What you give back must match the records below exactly, apart from the pictures, which are omitted.

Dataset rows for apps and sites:
###

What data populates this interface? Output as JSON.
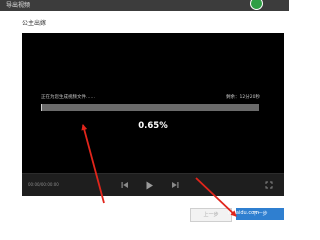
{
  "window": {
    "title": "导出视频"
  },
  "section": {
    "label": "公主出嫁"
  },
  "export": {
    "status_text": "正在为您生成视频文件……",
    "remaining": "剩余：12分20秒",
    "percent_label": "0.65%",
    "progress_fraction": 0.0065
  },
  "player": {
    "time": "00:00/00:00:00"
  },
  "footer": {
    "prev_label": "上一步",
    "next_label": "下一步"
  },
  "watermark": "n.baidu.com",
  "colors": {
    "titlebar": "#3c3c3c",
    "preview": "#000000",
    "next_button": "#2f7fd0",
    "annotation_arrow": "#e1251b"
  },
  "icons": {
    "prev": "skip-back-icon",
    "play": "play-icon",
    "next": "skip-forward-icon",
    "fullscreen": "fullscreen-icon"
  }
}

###

> _Result of the task_:
What data populates this interface? Output as JSON.
{
  "window": {
    "title": "导出视频"
  },
  "section": {
    "label": "公主出嫁"
  },
  "export": {
    "status_text": "正在为您生成视频文件……",
    "remaining": "剩余：12分20秒",
    "percent_label": "0.65%",
    "progress_fraction": 0.0065
  },
  "player": {
    "time": "00:00/00:00:00"
  },
  "footer": {
    "prev_label": "上一步",
    "next_label": "下一步"
  },
  "watermark": "n.baidu.com",
  "colors": {
    "titlebar": "#3c3c3c",
    "preview": "#000000",
    "next_button": "#2f7fd0",
    "annotation_arrow": "#e1251b"
  },
  "icons": {
    "prev": "skip-back-icon",
    "play": "play-icon",
    "next": "skip-forward-icon",
    "fullscreen": "fullscreen-icon"
  }
}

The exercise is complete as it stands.